The Equality Act’s”Comprehensive, National Option”

The Civil Rights Act of 1964 prohibiting racial and sexual discrimination was introduced with a single, brief paragraph demonstrating its objective. However in 23 paragraphs of”Findings,” and a single paragraph of”Goal”–collectively totaling over 2,500 words–that the Equality Act, already passed by the House, presents a very long and detailed agenda for enforcement and regulation.
The Findings and Purpose would have the force of legislation. Such legislative provisions are routinely known in the interpretation of statutes, particularly those based on new laws. By way of instance, In Sutton v. United Air Lines (1999), the Supreme Court, in interpreting the Americans With Disabilities Act, ruled that a Congressional”finding” of the number of Americans with disabilities had been a”critical” factor in its choice.
The Bill of Rights and all federal civil rights laws are written from the negative. They do not guarantee positive individual, social, or political results. The Equality Act would fundamentally alter that practice and history. Really, the positive and objective results it specifically intends to bring about will place the previous versions of national civil rights legislation in the colour. The goal isalso, in its own words,”an explicit and comprehensive federal solution.” That solution will affect all Americans daily and , particularly in the fields of health, employment, and schooling.
The word”sex” happens in several areas in national law, such as in the Civil Rights Act of 1964, but it’s never been legislatively defined.  Until recent years it never occurred to anyone that it had to be described. In amending Title VII to add”sexual orientation” from the significance of”sex,” that the Gorsuch/Roberts (et al) majority opinion in Bostock v. Clayton County last year was the first ever national definition of”sex” The Equality Act goes past that expansive decision and would insert several new concepts into the national code. The Act would amend federal law in 39 distinct areas with the term:”sex (including sexual orientation and gender identity).” Sex would now mean”sex stereotype… pregnancy, childbirth, or a related medical state… sexual orientation or gender identity… sex characteristics, such as intersex traits” The Act says that “`gender identity’ means the gender-related identity, appearance, mannerisms, or alternative gender-related features of a person, regardless of the individual’s designated sex at birth” The text doesn’t define”intersex” or”bisexual.”
The Findings and Goal go farther. In 25 individual places at the Findings, these discriminated against are called”LGBTQ,” that is,”lesbian, gay, transgender, bisexual, and queer.” Queer isn’t defined in either the the text of the Act itself. There are two representations regarding”nonbinary” individuals, but that term isn’t defined. Though not included in the authentic text of this Act,”transgender” is mentioned seven times from the Findings but is never defined. 

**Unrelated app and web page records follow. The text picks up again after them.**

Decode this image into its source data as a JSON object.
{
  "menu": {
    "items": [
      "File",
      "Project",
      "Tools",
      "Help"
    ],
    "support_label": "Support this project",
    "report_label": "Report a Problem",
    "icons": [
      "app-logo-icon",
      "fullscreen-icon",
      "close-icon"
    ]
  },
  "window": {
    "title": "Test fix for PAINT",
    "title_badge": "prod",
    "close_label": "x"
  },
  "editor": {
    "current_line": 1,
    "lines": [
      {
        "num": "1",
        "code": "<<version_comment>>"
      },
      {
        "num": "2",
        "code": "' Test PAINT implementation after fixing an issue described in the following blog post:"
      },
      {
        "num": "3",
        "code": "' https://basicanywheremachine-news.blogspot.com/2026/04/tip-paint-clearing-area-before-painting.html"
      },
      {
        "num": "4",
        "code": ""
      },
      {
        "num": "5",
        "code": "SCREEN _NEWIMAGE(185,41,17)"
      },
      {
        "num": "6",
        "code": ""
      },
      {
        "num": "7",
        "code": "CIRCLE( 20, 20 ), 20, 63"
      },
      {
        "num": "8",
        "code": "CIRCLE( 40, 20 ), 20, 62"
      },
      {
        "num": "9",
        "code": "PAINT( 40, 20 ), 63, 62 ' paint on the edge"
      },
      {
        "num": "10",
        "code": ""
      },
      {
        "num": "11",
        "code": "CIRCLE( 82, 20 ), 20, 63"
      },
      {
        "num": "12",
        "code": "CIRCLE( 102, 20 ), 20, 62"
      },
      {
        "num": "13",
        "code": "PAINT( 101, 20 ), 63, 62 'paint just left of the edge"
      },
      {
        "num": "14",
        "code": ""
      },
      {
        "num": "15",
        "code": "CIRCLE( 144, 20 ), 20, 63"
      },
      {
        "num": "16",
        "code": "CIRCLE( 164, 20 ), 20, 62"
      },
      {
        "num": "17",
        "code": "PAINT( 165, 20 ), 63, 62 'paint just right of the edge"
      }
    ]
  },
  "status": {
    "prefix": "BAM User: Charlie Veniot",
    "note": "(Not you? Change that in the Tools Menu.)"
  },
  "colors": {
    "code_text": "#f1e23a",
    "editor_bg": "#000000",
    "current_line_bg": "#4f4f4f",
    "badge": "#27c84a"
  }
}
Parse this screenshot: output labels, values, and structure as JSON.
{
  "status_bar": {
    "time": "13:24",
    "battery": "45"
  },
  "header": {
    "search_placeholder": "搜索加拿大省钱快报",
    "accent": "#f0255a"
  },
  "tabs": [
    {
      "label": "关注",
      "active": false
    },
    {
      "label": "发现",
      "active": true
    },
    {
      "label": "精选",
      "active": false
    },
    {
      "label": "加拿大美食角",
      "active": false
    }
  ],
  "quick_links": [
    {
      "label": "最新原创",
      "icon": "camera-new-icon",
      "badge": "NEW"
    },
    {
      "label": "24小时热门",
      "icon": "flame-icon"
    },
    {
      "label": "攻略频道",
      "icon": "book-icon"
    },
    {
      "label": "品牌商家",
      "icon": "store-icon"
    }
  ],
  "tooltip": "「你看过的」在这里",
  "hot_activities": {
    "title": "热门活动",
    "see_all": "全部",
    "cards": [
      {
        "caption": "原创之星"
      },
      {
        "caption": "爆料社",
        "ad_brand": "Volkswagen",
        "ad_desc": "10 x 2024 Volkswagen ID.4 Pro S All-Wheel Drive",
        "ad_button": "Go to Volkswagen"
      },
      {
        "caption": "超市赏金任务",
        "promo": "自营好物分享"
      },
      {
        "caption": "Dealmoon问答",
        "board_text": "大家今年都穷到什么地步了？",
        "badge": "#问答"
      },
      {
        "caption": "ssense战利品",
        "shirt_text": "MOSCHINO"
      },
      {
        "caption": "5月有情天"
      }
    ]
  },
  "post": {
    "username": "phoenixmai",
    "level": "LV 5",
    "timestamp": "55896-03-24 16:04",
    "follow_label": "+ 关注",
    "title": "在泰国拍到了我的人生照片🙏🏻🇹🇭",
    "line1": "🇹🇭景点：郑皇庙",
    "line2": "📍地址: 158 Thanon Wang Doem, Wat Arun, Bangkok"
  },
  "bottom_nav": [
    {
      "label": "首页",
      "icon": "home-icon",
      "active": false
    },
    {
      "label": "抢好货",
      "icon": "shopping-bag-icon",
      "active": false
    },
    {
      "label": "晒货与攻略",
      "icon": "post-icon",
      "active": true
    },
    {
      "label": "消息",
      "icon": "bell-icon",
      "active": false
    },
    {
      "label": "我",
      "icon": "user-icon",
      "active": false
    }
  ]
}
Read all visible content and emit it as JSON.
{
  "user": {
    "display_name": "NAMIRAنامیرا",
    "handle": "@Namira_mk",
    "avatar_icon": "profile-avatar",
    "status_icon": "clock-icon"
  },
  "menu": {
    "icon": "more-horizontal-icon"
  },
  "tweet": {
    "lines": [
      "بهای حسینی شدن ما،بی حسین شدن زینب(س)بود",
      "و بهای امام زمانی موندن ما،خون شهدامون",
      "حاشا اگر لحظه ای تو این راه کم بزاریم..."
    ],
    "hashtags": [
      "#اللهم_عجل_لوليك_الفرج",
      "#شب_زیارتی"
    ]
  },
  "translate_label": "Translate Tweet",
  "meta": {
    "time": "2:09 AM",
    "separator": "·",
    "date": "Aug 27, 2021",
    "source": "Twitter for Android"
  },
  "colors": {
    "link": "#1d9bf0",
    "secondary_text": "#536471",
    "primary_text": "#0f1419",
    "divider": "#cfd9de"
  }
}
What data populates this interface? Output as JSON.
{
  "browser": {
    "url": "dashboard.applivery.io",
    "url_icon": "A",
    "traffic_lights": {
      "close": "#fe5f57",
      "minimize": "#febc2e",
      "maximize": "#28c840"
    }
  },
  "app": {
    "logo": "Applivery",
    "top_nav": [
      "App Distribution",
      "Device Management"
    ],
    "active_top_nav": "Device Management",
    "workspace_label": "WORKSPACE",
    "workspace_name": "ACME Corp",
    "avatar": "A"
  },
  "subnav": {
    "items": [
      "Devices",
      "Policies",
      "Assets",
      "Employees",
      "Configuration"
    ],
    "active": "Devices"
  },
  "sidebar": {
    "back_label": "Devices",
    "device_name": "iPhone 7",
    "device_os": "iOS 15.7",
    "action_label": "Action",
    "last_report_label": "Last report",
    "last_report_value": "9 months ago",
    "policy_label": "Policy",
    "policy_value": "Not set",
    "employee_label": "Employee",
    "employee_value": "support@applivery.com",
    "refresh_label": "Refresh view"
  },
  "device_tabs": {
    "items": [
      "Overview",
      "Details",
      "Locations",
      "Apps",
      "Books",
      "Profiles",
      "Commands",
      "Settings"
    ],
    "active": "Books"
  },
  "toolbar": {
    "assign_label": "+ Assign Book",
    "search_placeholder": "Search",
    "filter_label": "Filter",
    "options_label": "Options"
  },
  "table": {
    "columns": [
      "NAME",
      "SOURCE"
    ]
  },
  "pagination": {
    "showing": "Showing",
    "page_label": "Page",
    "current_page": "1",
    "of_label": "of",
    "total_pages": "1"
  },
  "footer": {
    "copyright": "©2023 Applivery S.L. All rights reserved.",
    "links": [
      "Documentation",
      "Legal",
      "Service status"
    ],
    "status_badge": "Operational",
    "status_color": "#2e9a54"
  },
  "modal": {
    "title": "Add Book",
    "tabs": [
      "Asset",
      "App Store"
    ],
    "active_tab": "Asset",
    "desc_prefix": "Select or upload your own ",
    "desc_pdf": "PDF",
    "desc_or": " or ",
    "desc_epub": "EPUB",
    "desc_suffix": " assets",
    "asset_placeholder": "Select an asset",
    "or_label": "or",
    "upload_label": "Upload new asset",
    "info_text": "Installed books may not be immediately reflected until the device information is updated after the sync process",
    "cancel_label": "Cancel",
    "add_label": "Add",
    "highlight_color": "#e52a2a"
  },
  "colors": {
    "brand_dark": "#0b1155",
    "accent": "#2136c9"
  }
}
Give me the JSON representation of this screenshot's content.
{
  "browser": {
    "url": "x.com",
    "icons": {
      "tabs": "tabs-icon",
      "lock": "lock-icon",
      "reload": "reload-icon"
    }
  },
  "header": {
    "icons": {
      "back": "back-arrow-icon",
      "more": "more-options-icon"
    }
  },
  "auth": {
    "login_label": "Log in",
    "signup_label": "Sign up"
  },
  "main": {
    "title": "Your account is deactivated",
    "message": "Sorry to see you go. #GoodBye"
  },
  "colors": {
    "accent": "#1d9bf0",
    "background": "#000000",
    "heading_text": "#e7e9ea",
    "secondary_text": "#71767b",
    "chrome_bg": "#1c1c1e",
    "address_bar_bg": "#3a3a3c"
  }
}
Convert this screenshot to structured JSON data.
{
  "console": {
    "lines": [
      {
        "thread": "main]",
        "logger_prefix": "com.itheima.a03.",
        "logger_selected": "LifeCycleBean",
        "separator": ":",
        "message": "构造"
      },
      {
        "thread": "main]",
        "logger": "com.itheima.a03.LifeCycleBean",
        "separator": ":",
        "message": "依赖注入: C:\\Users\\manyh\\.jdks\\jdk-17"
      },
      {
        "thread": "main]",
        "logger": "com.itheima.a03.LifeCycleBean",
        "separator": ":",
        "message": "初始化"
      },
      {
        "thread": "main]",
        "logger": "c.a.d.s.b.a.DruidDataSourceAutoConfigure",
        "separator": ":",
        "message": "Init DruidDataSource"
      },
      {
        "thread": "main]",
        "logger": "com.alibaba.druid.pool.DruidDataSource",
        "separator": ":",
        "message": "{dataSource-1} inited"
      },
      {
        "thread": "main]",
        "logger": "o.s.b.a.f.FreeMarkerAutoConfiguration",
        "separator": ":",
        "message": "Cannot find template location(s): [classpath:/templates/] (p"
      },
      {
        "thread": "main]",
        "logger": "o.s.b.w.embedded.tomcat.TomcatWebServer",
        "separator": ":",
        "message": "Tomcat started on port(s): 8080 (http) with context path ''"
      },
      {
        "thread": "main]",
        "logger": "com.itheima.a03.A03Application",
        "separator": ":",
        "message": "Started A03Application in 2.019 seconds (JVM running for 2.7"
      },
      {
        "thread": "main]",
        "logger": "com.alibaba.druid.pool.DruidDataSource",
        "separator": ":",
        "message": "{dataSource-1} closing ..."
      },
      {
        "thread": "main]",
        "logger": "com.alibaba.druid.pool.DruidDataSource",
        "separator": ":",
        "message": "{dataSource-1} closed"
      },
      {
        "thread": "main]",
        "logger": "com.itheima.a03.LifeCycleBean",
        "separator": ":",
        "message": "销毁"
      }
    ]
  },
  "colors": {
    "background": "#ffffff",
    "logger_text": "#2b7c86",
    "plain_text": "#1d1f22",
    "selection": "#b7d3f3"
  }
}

The simple policy of the Civil Rights Act of 1964 concerning”public accommodations” is now restricted by statute to hotels, restaurants, and theaters. Nevertheless, the ill-defined sexual concepts of this Equality Act would use to 23 newly-named items, like a”salon… funeral home made… service or maintenance center… food support… [and] health care.”
Americans socialize and spend most hours of the day at their job. How can anyone, particularly a employer, know how to abide with these new concepts, never before set down into any federal statute? And how widely is it known among the American people at high exactly what”queer… intersex… bisexual” and even”transgender” mean specifically and personally? For example, there seem to be many different varieties and stages of transgender alterations. And the word”queer” used to be regarded as an epithet. Now it is supposed for a protected category.  The Equality Act would basically revoke a fundamental principle of law in a democracy, which will be,”[e]very citizen is presumed to know the law,” since the Supreme Court re-affirmed last year in Georgia v. Public Resource.
The stated Purpose of this Act isn’t simply to”expand” but to”produce” remedies”on the basis of all covered attributes,” that the Findings go on at length to compose and list. People are the victims of discrimination due to”others’ perceptions or beliefs about their sexual orientation” Discrimination may have”over 1 basis” or even”a mix or even the intersection of numerous protected attributes.” Discrimination includes”harassment” and might be”unjust” and”unequal.”
In what’s a proper legislative compliment to the mega-corporations who have encouraged this agenda, among the Findings urge them for taking”proactive measures” within their”fostering [of] positive and respectful cultures.” The clear implication, of course, is that every person, business, and institution henceforth must not only refrain from discrimination, however, should also proactively create the proper”culture” This is essential to rectify”negative social and economic results” The goal is”federal progress” and also the correction of”persistent, widespread, and pervasive discrimination with both private and government actors.” 
“Perceptions” about LGBTQ individuals would be policed:”Discrimination based on sexual orientation includes discrimination based on someone’s real or perceived intimate, psychological, physical, or sexual attraction to other persons, or absence thereof, on the grounds of gender,” on”sex-based stereotypes,” and on”imputed” individuality –and”mannerisms” and”culture”
It could be around several executive departments of the Biden government to issue regulations concerning the Act’s new definitions of sex and to set definitions of the new concepts left handed from the Act. Activist political appointees will be tasked with defining, redefining, and countering a number of the most elemental aspects of social life.
Title VII not only prohibits intentional discrimination but also discrimination based on”disparate impact,” a work practice which has a disproportionate effect on a particular group. Whenever the Supreme Court in Wards Cove v. Atonio (1989) mostly eliminated the usage of”disparate impact” (a concept invented by a previous Court in Griggs v. Duke Power [1971]), Congress responded with the Civil Rights Act of 1991, composing disparate effect into employment-discrimination law. The statute currently provides that in order to defend himself against a suit based on disparate effect, an employer has to show that the particular employment practice is”job related and… and consistent with business necessity.”
The Equality Act will expand this philosophy into places never before considered, making even beliefs, perceptions, and imputations about LGBTQ individuals actionable. This expansion to the domain of thought, alongside the Act’s recently defined and several still-undefined classes, reflects the impression espoused in President Biden’s first-day Executive Order on gender identity/sex orientation which”overlapping forms of discrimination, and” are anywhere and have to be rooted out with this kind of”detailed, national alternative.”